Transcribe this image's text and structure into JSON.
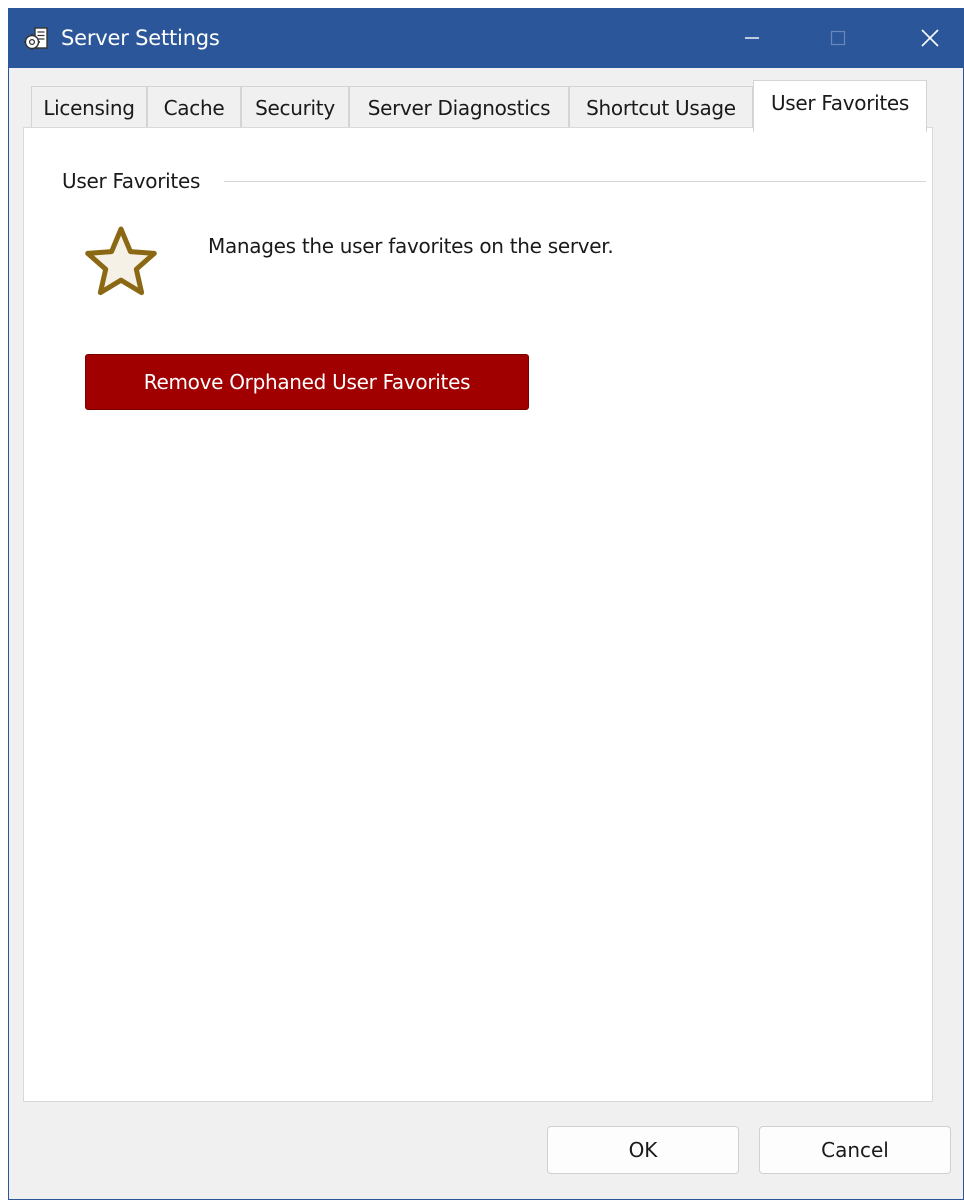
{
  "window": {
    "title": "Server Settings",
    "app_icon": "server-settings-icon",
    "controls": [
      "minimize-icon",
      "maximize-icon",
      "close-icon"
    ]
  },
  "tabs": [
    {
      "label": "Licensing",
      "active": false
    },
    {
      "label": "Cache",
      "active": false
    },
    {
      "label": "Security",
      "active": false
    },
    {
      "label": "Server Diagnostics",
      "active": false
    },
    {
      "label": "Shortcut Usage",
      "active": false
    },
    {
      "label": "User Favorites",
      "active": true
    }
  ],
  "panel": {
    "group_title": "User Favorites",
    "icon": "star-icon",
    "description": "Manages the user favorites on the server.",
    "action_button": "Remove Orphaned User Favorites"
  },
  "footer": {
    "ok_label": "OK",
    "cancel_label": "Cancel"
  },
  "colors": {
    "titlebar": "#2b579a",
    "action_button": "#a00000",
    "star_outline": "#8b6914",
    "star_fill": "#f6f1e7"
  }
}
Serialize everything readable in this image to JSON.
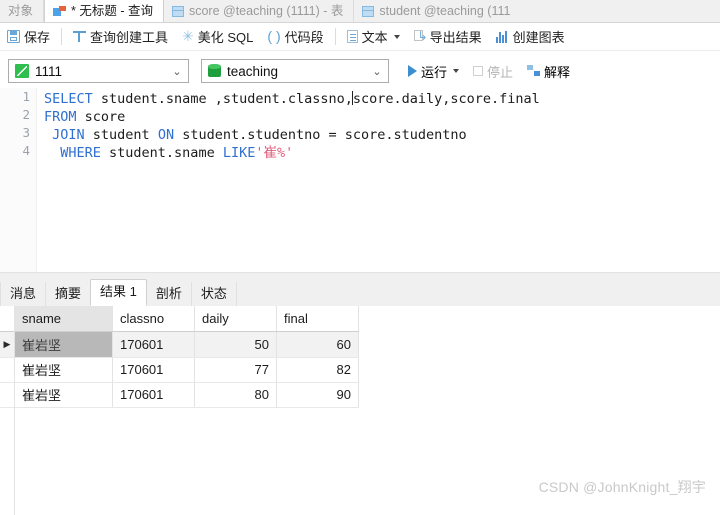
{
  "window": {
    "tabs": [
      {
        "label": "对象",
        "icon": "none",
        "active": false
      },
      {
        "label": "* 无标题 - 查询",
        "icon": "query-icon",
        "active": true
      },
      {
        "label": "score @teaching (1111) - 表",
        "icon": "table-icon",
        "active": false
      },
      {
        "label": "student @teaching (111",
        "icon": "table-icon",
        "active": false
      }
    ]
  },
  "toolbar": {
    "items": [
      {
        "label": "保存",
        "icon": "save-icon",
        "name": "save-button",
        "disabled": false
      },
      {
        "label": "查询创建工具",
        "icon": "query-builder-icon",
        "name": "query-builder-button",
        "disabled": false
      },
      {
        "label": "美化 SQL",
        "icon": "beautify-icon",
        "name": "beautify-sql-button",
        "disabled": false
      },
      {
        "label": "代码段",
        "icon": "snippet-icon",
        "name": "code-snippet-button",
        "disabled": false
      },
      {
        "label": "文本",
        "icon": "text-icon",
        "name": "text-button",
        "disabled": false
      },
      {
        "label": "导出结果",
        "icon": "export-icon",
        "name": "export-result-button",
        "disabled": false
      },
      {
        "label": "创建图表",
        "icon": "chart-icon",
        "name": "create-chart-button",
        "disabled": false
      }
    ]
  },
  "connection_bar": {
    "connection": {
      "value": "1111",
      "icon": "connection-icon"
    },
    "database": {
      "value": "teaching",
      "icon": "database-icon"
    },
    "run_label": "运行",
    "stop_label": "停止",
    "explain_label": "解释"
  },
  "editor": {
    "line_numbers": [
      "1",
      "2",
      "3",
      "4"
    ],
    "lines": [
      {
        "indent": "",
        "tokens": [
          {
            "t": "SELECT",
            "k": "kw"
          },
          {
            "t": " student.sname ,student.classno,",
            "k": ""
          },
          {
            "t": "|CARET|",
            "k": "caret"
          },
          {
            "t": "score.daily,score.final",
            "k": ""
          }
        ]
      },
      {
        "indent": "",
        "tokens": [
          {
            "t": "FROM",
            "k": "kw"
          },
          {
            "t": " score",
            "k": ""
          }
        ]
      },
      {
        "indent": " ",
        "tokens": [
          {
            "t": "JOIN",
            "k": "kw"
          },
          {
            "t": " student ",
            "k": ""
          },
          {
            "t": "ON",
            "k": "kw"
          },
          {
            "t": " student.studentno = score.studentno",
            "k": ""
          }
        ]
      },
      {
        "indent": "  ",
        "tokens": [
          {
            "t": "WHERE",
            "k": "kw"
          },
          {
            "t": " student.sname ",
            "k": ""
          },
          {
            "t": "LIKE",
            "k": "kw"
          },
          {
            "t": "'崔%'",
            "k": "str"
          }
        ]
      }
    ],
    "sql_text": "SELECT student.sname ,student.classno,score.daily,score.final\nFROM score\n JOIN student ON student.studentno = score.studentno\n  WHERE student.sname LIKE'崔%'"
  },
  "result_tabs": [
    {
      "label": "消息",
      "active": false
    },
    {
      "label": "摘要",
      "active": false
    },
    {
      "label": "结果 1",
      "active": true
    },
    {
      "label": "剖析",
      "active": false
    },
    {
      "label": "状态",
      "active": false
    }
  ],
  "result_grid": {
    "columns": [
      "sname",
      "classno",
      "daily",
      "final"
    ],
    "selected_column": "sname",
    "rows": [
      {
        "sname": "崔岩坚",
        "classno": "170601",
        "daily": "50",
        "final": "60",
        "selected": true
      },
      {
        "sname": "崔岩坚",
        "classno": "170601",
        "daily": "77",
        "final": "82",
        "selected": false
      },
      {
        "sname": "崔岩坚",
        "classno": "170601",
        "daily": "80",
        "final": "90",
        "selected": false
      }
    ],
    "row_indicator": "▶"
  },
  "watermark": "CSDN @JohnKnight_翔宇",
  "colors": {
    "accent_blue": "#3b8ed0",
    "keyword_blue": "#2f6fd0",
    "string_pink": "#e0607e",
    "green": "#2fbf4f",
    "selection_grey": "#b8b8b8"
  }
}
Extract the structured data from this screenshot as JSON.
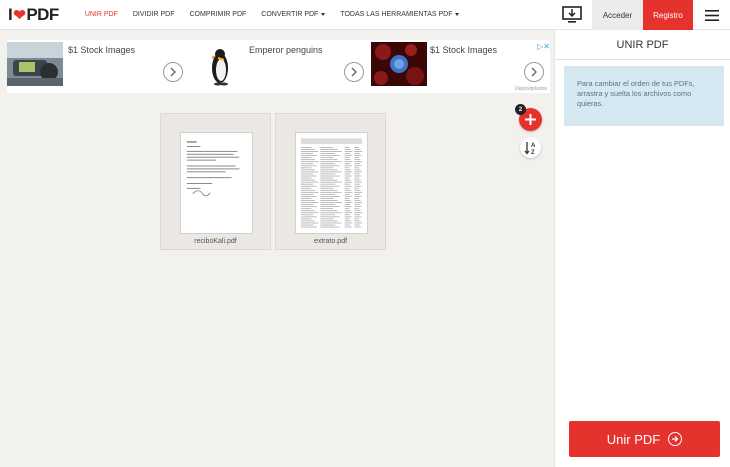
{
  "logo": {
    "prefix": "I",
    "suffix": "PDF"
  },
  "nav": {
    "items": [
      {
        "label": "UNIR PDF",
        "active": true
      },
      {
        "label": "DIVIDIR PDF",
        "active": false
      },
      {
        "label": "COMPRIMIR PDF",
        "active": false
      },
      {
        "label": "CONVERTIR PDF",
        "active": false,
        "dropdown": true
      },
      {
        "label": "TODAS LAS HERRAMIENTAS PDF",
        "active": false,
        "dropdown": true
      }
    ]
  },
  "header": {
    "login_label": "Acceder",
    "register_label": "Registro",
    "desktop_icon": "desktop-download-icon",
    "menu_icon": "hamburger-menu-icon"
  },
  "ads": {
    "items": [
      {
        "title": "$1 Stock Images"
      },
      {
        "title": "Emperor penguins"
      },
      {
        "title": "$1 Stock Images"
      }
    ],
    "source": "Depositphotos"
  },
  "files": [
    {
      "name": "reciboKali.pdf"
    },
    {
      "name": "extrato.pdf"
    }
  ],
  "add_button": {
    "badge_count": "2"
  },
  "sidebar": {
    "title": "UNIR PDF",
    "info": "Para cambiar el orden de tus PDFs, arrastra y sueltа los archivos como quieras.",
    "merge_label": "Unir PDF"
  },
  "colors": {
    "brand": "#e5322d",
    "info_bg": "#d6e9f3"
  }
}
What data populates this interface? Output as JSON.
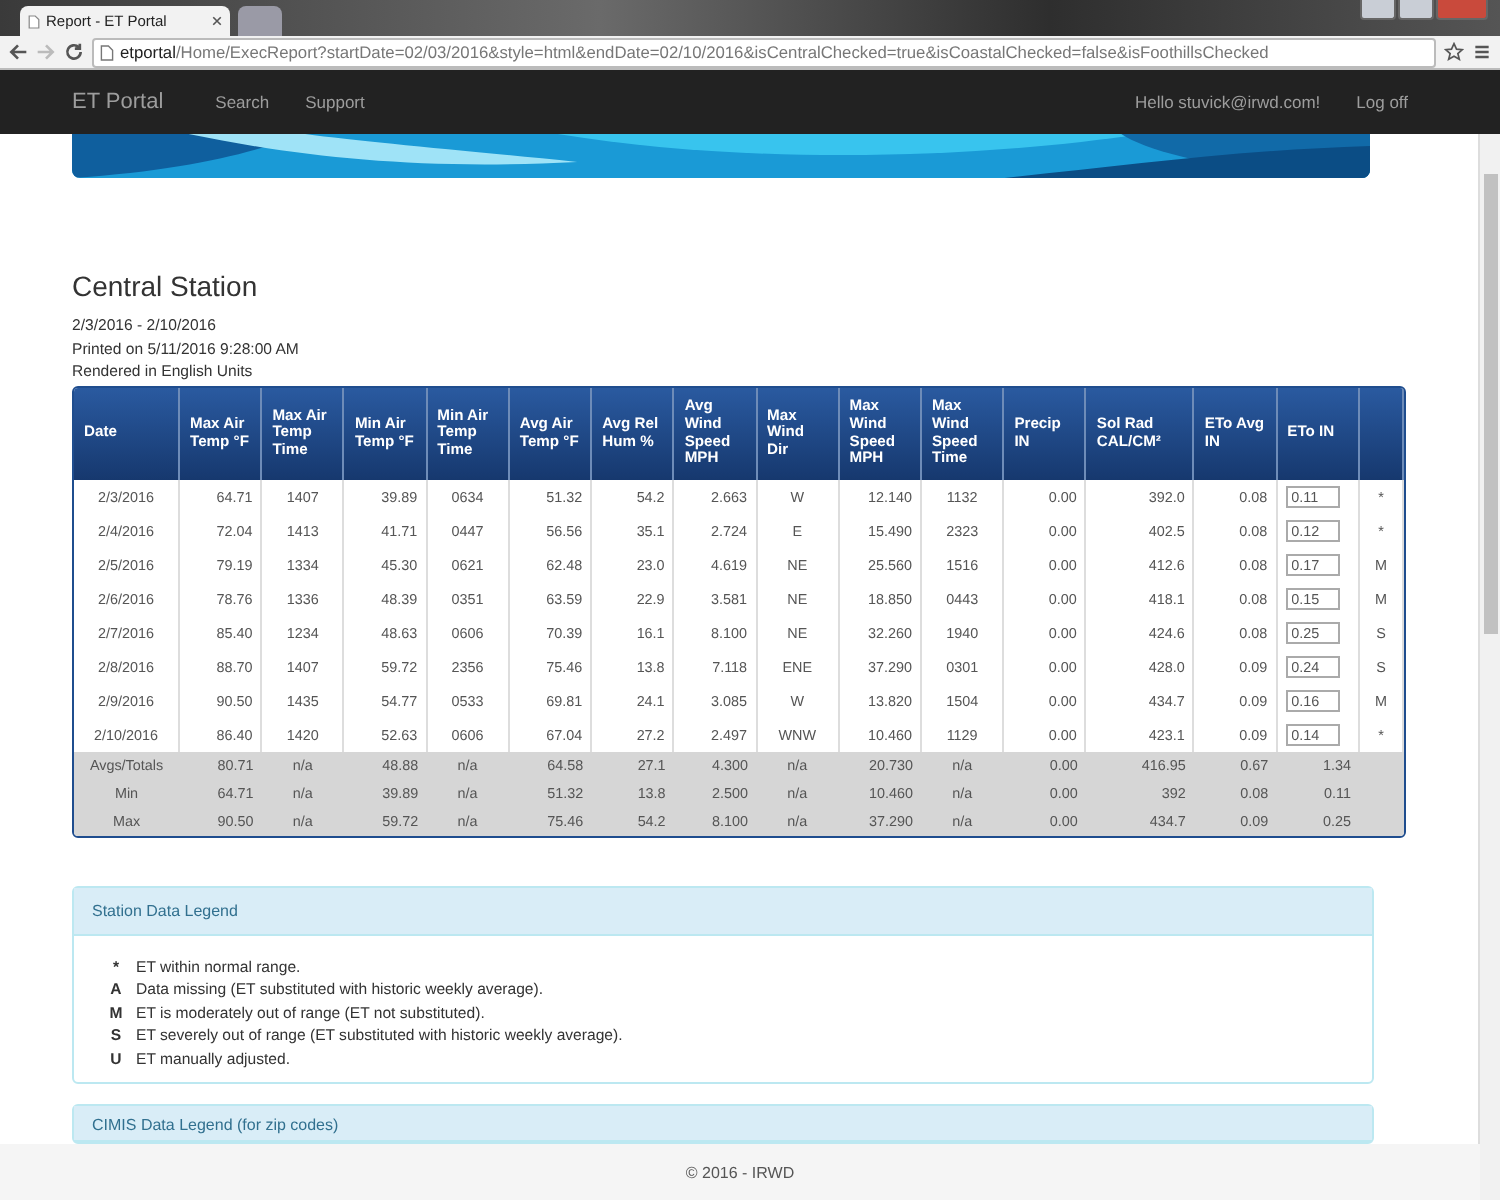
{
  "browser": {
    "tabs": [
      {
        "title": "Report - ET Portal",
        "selected": true
      },
      {
        "selected": false
      }
    ],
    "address": {
      "host": "etportal",
      "path": "/Home/ExecReport?startDate=02/03/2016&style=html&endDate=02/10/2016&isCentralChecked=true&isCoastalChecked=false&isFoothillsChecked"
    }
  },
  "navbar": {
    "brand": "ET Portal",
    "links": [
      "Search",
      "Support"
    ],
    "user": "Hello stuvick@irwd.com!",
    "logout": "Log off"
  },
  "report": {
    "title": "Central Station",
    "lines": [
      "2/3/2016 - 2/10/2016",
      "Printed on 5/11/2016 9:28:00 AM",
      "Rendered in English Units"
    ],
    "table": {
      "columns": [
        "Date",
        "Max Air Temp °F",
        "Max Air Temp Time",
        "Min Air Temp °F",
        "Min Air Temp Time",
        "Avg Air Temp °F",
        "Avg Rel Hum %",
        "Avg Wind Speed MPH",
        "Max Wind Dir",
        "Max Wind Speed MPH",
        "Max Wind Speed Time",
        "Precip IN",
        "Sol Rad CAL/CM²",
        "ETo Avg IN",
        "ETo IN"
      ],
      "rows": [
        {
          "cells": [
            "2/3/2016",
            "64.71",
            "1407",
            "39.89",
            "0634",
            "51.32",
            "54.2",
            "2.663",
            "W",
            "12.140",
            "1132",
            "0.00",
            "392.0",
            "0.08"
          ],
          "eto": "0.11",
          "flag": "*"
        },
        {
          "cells": [
            "2/4/2016",
            "72.04",
            "1413",
            "41.71",
            "0447",
            "56.56",
            "35.1",
            "2.724",
            "E",
            "15.490",
            "2323",
            "0.00",
            "402.5",
            "0.08"
          ],
          "eto": "0.12",
          "flag": "*"
        },
        {
          "cells": [
            "2/5/2016",
            "79.19",
            "1334",
            "45.30",
            "0621",
            "62.48",
            "23.0",
            "4.619",
            "NE",
            "25.560",
            "1516",
            "0.00",
            "412.6",
            "0.08"
          ],
          "eto": "0.17",
          "flag": "M"
        },
        {
          "cells": [
            "2/6/2016",
            "78.76",
            "1336",
            "48.39",
            "0351",
            "63.59",
            "22.9",
            "3.581",
            "NE",
            "18.850",
            "0443",
            "0.00",
            "418.1",
            "0.08"
          ],
          "eto": "0.15",
          "flag": "M"
        },
        {
          "cells": [
            "2/7/2016",
            "85.40",
            "1234",
            "48.63",
            "0606",
            "70.39",
            "16.1",
            "8.100",
            "NE",
            "32.260",
            "1940",
            "0.00",
            "424.6",
            "0.08"
          ],
          "eto": "0.25",
          "flag": "S"
        },
        {
          "cells": [
            "2/8/2016",
            "88.70",
            "1407",
            "59.72",
            "2356",
            "75.46",
            "13.8",
            "7.118",
            "ENE",
            "37.290",
            "0301",
            "0.00",
            "428.0",
            "0.09"
          ],
          "eto": "0.24",
          "flag": "S"
        },
        {
          "cells": [
            "2/9/2016",
            "90.50",
            "1435",
            "54.77",
            "0533",
            "69.81",
            "24.1",
            "3.085",
            "W",
            "13.820",
            "1504",
            "0.00",
            "434.7",
            "0.09"
          ],
          "eto": "0.16",
          "flag": "M"
        },
        {
          "cells": [
            "2/10/2016",
            "86.40",
            "1420",
            "52.63",
            "0606",
            "67.04",
            "27.2",
            "2.497",
            "WNW",
            "10.460",
            "1129",
            "0.00",
            "423.1",
            "0.09"
          ],
          "eto": "0.14",
          "flag": "*"
        }
      ],
      "summary": [
        {
          "cells": [
            "Avgs/Totals",
            "80.71",
            "n/a",
            "48.88",
            "n/a",
            "64.58",
            "27.1",
            "4.300",
            "n/a",
            "20.730",
            "n/a",
            "0.00",
            "416.95",
            "0.67",
            "1.34"
          ]
        },
        {
          "cells": [
            "Min",
            "64.71",
            "n/a",
            "39.89",
            "n/a",
            "51.32",
            "13.8",
            "2.500",
            "n/a",
            "10.460",
            "n/a",
            "0.00",
            "392",
            "0.08",
            "0.11"
          ]
        },
        {
          "cells": [
            "Max",
            "90.50",
            "n/a",
            "59.72",
            "n/a",
            "75.46",
            "54.2",
            "8.100",
            "n/a",
            "37.290",
            "n/a",
            "0.00",
            "434.7",
            "0.09",
            "0.25"
          ]
        }
      ]
    }
  },
  "legend": {
    "title": "Station Data Legend",
    "items": [
      {
        "code": "*",
        "text": "ET within normal range."
      },
      {
        "code": "A",
        "text": "Data missing (ET substituted with historic weekly average)."
      },
      {
        "code": "M",
        "text": "ET is moderately out of range (ET not substituted)."
      },
      {
        "code": "S",
        "text": "ET severely out of range (ET substituted with historic weekly average)."
      },
      {
        "code": "U",
        "text": "ET manually adjusted."
      }
    ]
  },
  "cimis_legend": {
    "title": "CIMIS Data Legend (for zip codes)"
  },
  "footer": "© 2016 - IRWD"
}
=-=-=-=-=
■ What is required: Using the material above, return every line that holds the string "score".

■ Task result:
        "label": "score @teaching (1111) - 表",
            "t": "score.daily,score.final",
            "t": " score",
            "t": " student.studentno = score.studentno",
    "sql_text": "SELECT student.sname ,student.classno,score.daily,score.final\nFROM score\n JOIN student ON student.studentno = score.studentno\n  WHERE student.sname LIKE'崔%'"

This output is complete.